*** Opening Available data ***
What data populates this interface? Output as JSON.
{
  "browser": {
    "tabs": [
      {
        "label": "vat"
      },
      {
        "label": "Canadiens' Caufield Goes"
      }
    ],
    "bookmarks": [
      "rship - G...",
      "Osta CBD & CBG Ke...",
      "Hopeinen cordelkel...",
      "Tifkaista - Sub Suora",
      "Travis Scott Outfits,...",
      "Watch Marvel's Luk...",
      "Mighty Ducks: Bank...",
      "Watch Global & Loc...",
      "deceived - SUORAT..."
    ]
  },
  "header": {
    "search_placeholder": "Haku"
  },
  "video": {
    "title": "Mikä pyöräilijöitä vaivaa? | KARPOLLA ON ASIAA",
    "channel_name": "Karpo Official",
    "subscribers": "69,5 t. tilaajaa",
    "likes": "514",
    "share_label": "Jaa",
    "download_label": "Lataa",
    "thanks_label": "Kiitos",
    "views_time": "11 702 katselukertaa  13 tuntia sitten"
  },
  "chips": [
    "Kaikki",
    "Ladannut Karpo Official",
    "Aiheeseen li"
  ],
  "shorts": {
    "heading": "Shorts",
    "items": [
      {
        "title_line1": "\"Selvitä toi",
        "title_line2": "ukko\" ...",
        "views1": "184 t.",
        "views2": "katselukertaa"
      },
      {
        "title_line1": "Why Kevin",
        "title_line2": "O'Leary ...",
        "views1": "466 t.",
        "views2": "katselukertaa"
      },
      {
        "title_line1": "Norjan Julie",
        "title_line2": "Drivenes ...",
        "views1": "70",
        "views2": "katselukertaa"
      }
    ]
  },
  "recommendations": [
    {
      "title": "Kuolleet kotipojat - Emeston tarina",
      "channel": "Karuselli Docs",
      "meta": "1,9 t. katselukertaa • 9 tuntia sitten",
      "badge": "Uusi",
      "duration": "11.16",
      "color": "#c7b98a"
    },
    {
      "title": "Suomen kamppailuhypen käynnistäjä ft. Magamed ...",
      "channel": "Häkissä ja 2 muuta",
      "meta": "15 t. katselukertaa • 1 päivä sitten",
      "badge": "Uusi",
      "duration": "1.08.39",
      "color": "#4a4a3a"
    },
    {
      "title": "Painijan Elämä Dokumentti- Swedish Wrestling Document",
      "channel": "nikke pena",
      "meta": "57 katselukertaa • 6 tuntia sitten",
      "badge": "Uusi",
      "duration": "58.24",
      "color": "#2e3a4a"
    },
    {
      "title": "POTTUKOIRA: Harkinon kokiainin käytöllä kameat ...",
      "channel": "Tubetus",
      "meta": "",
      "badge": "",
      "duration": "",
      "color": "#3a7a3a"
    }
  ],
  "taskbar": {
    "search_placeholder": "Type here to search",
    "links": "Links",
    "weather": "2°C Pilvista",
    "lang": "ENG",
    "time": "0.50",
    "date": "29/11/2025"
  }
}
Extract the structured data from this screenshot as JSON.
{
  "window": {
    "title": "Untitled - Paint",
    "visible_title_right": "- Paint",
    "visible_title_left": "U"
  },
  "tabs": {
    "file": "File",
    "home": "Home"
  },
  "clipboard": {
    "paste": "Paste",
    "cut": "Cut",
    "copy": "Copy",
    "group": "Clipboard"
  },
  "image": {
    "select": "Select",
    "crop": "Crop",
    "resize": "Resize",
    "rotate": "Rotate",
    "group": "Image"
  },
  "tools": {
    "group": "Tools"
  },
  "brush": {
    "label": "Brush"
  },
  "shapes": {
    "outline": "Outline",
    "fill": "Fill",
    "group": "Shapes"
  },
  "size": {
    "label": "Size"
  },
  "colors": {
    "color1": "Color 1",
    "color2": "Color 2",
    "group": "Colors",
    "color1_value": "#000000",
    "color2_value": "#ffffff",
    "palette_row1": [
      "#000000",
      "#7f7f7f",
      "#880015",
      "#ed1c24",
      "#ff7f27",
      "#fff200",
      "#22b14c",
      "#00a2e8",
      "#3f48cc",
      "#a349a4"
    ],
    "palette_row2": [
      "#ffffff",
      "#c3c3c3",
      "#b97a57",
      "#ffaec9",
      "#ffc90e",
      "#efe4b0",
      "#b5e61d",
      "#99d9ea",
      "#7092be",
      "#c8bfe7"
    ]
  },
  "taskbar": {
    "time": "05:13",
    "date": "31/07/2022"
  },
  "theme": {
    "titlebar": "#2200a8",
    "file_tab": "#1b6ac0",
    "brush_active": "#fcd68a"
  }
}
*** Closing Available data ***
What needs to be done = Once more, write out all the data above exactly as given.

Your solution =
What data populates this interface? Output as JSON.
{
  "browser": {
    "tabs": [
      {
        "label": "vat"
      },
      {
        "label": "Canadiens' Caufield Goes"
      }
    ],
    "bookmarks": [
      "rship - G...",
      "Osta CBD & CBG Ke...",
      "Hopeinen cordelkel...",
      "Tifkaista - Sub Suora",
      "Travis Scott Outfits,...",
      "Watch Marvel's Luk...",
      "Mighty Ducks: Bank...",
      "Watch Global & Loc...",
      "deceived - SUORAT..."
    ]
  },
  "header": {
    "search_placeholder": "Haku"
  },
  "video": {
    "title": "Mikä pyöräilijöitä vaivaa? | KARPOLLA ON ASIAA",
    "channel_name": "Karpo Official",
    "subscribers": "69,5 t. tilaajaa",
    "likes": "514",
    "share_label": "Jaa",
    "download_label": "Lataa",
    "thanks_label": "Kiitos",
    "views_time": "11 702 katselukertaa  13 tuntia sitten"
  },
  "chips": [
    "Kaikki",
    "Ladannut Karpo Official",
    "Aiheeseen li"
  ],
  "shorts": {
    "heading": "Shorts",
    "items": [
      {
        "title_line1": "\"Selvitä toi",
        "title_line2": "ukko\" ...",
        "views1": "184 t.",
        "views2": "katselukertaa"
      },
      {
        "title_line1": "Why Kevin",
        "title_line2": "O'Leary ...",
        "views1": "466 t.",
        "views2": "katselukertaa"
      },
      {
        "title_line1": "Norjan Julie",
        "title_line2": "Drivenes ...",
        "views1": "70",
        "views2": "katselukertaa"
      }
    ]
  },
  "recommendations": [
    {
      "title": "Kuolleet kotipojat - Emeston tarina",
      "channel": "Karuselli Docs",
      "meta": "1,9 t. katselukertaa • 9 tuntia sitten",
      "badge": "Uusi",
      "duration": "11.16",
      "color": "#c7b98a"
    },
    {
      "title": "Suomen kamppailuhypen käynnistäjä ft. Magamed ...",
      "channel": "Häkissä ja 2 muuta",
      "meta": "15 t. katselukertaa • 1 päivä sitten",
      "badge": "Uusi",
      "duration": "1.08.39",
      "color": "#4a4a3a"
    },
    {
      "title": "Painijan Elämä Dokumentti- Swedish Wrestling Document",
      "channel": "nikke pena",
      "meta": "57 katselukertaa • 6 tuntia sitten",
      "badge": "Uusi",
      "duration": "58.24",
      "color": "#2e3a4a"
    },
    {
      "title": "POTTUKOIRA: Harkinon kokiainin käytöllä kameat ...",
      "channel": "Tubetus",
      "meta": "",
      "badge": "",
      "duration": "",
      "color": "#3a7a3a"
    }
  ],
  "taskbar": {
    "search_placeholder": "Type here to search",
    "links": "Links",
    "weather": "2°C Pilvista",
    "lang": "ENG",
    "time": "0.50",
    "date": "29/11/2025"
  }
}
Extract the structured data from this screenshot as JSON.
{
  "window": {
    "title": "Untitled - Paint",
    "visible_title_right": "- Paint",
    "visible_title_left": "U"
  },
  "tabs": {
    "file": "File",
    "home": "Home"
  },
  "clipboard": {
    "paste": "Paste",
    "cut": "Cut",
    "copy": "Copy",
    "group": "Clipboard"
  },
  "image": {
    "select": "Select",
    "crop": "Crop",
    "resize": "Resize",
    "rotate": "Rotate",
    "group": "Image"
  },
  "tools": {
    "group": "Tools"
  },
  "brush": {
    "label": "Brush"
  },
  "shapes": {
    "outline": "Outline",
    "fill": "Fill",
    "group": "Shapes"
  },
  "size": {
    "label": "Size"
  },
  "colors": {
    "color1": "Color 1",
    "color2": "Color 2",
    "group": "Colors",
    "color1_value": "#000000",
    "color2_value": "#ffffff",
    "palette_row1": [
      "#000000",
      "#7f7f7f",
      "#880015",
      "#ed1c24",
      "#ff7f27",
      "#fff200",
      "#22b14c",
      "#00a2e8",
      "#3f48cc",
      "#a349a4"
    ],
    "palette_row2": [
      "#ffffff",
      "#c3c3c3",
      "#b97a57",
      "#ffaec9",
      "#ffc90e",
      "#efe4b0",
      "#b5e61d",
      "#99d9ea",
      "#7092be",
      "#c8bfe7"
    ]
  },
  "taskbar": {
    "time": "05:13",
    "date": "31/07/2022"
  },
  "theme": {
    "titlebar": "#2200a8",
    "file_tab": "#1b6ac0",
    "brush_active": "#fcd68a"
  }
}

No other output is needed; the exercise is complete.